EXTRACTED DATA:
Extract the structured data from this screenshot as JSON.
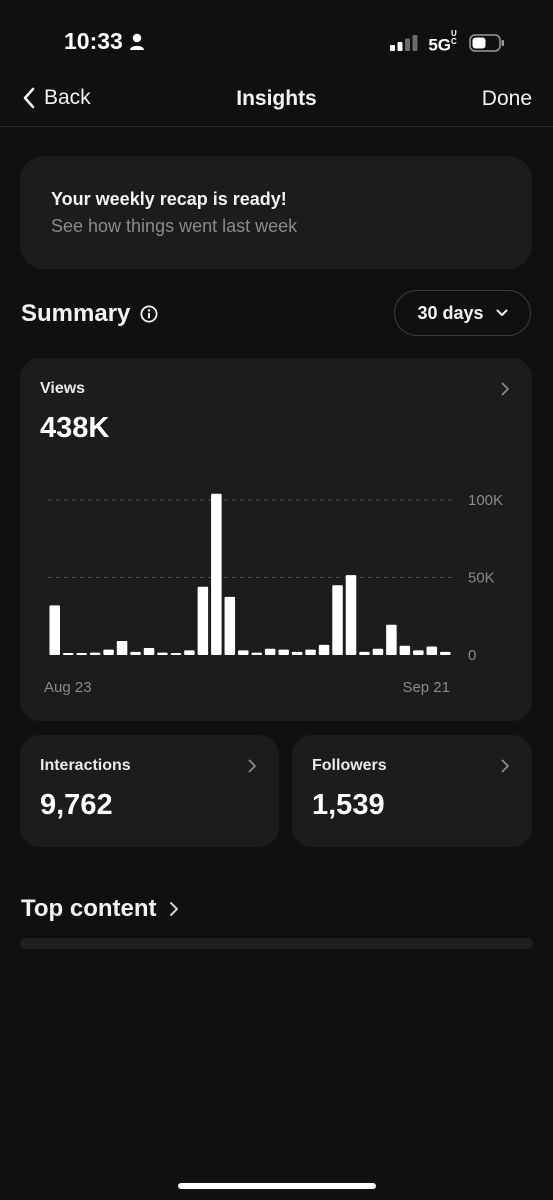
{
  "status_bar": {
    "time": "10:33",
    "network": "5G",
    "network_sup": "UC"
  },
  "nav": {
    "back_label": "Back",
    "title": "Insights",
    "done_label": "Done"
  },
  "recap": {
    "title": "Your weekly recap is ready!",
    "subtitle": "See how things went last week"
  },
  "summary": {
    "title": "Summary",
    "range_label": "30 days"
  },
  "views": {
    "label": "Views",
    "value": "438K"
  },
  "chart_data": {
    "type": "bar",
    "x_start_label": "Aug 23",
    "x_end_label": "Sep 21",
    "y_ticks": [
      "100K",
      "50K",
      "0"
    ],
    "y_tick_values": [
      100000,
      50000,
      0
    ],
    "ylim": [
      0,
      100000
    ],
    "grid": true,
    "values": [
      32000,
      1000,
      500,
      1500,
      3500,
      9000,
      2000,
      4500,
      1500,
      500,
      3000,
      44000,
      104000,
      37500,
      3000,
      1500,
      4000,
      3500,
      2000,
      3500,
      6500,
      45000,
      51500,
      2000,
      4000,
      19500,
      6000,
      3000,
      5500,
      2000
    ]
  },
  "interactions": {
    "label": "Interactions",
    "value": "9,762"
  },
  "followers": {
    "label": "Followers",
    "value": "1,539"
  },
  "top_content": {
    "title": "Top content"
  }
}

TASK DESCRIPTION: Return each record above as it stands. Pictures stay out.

REPLY:
Extract the structured data from this screenshot as JSON.
{
  "status_bar": {
    "time": "10:33",
    "network": "5G",
    "network_sup": "UC"
  },
  "nav": {
    "back_label": "Back",
    "title": "Insights",
    "done_label": "Done"
  },
  "recap": {
    "title": "Your weekly recap is ready!",
    "subtitle": "See how things went last week"
  },
  "summary": {
    "title": "Summary",
    "range_label": "30 days"
  },
  "views": {
    "label": "Views",
    "value": "438K"
  },
  "chart_data": {
    "type": "bar",
    "x_start_label": "Aug 23",
    "x_end_label": "Sep 21",
    "y_ticks": [
      "100K",
      "50K",
      "0"
    ],
    "y_tick_values": [
      100000,
      50000,
      0
    ],
    "ylim": [
      0,
      100000
    ],
    "grid": true,
    "values": [
      32000,
      1000,
      500,
      1500,
      3500,
      9000,
      2000,
      4500,
      1500,
      500,
      3000,
      44000,
      104000,
      37500,
      3000,
      1500,
      4000,
      3500,
      2000,
      3500,
      6500,
      45000,
      51500,
      2000,
      4000,
      19500,
      6000,
      3000,
      5500,
      2000
    ]
  },
  "interactions": {
    "label": "Interactions",
    "value": "9,762"
  },
  "followers": {
    "label": "Followers",
    "value": "1,539"
  },
  "top_content": {
    "title": "Top content"
  }
}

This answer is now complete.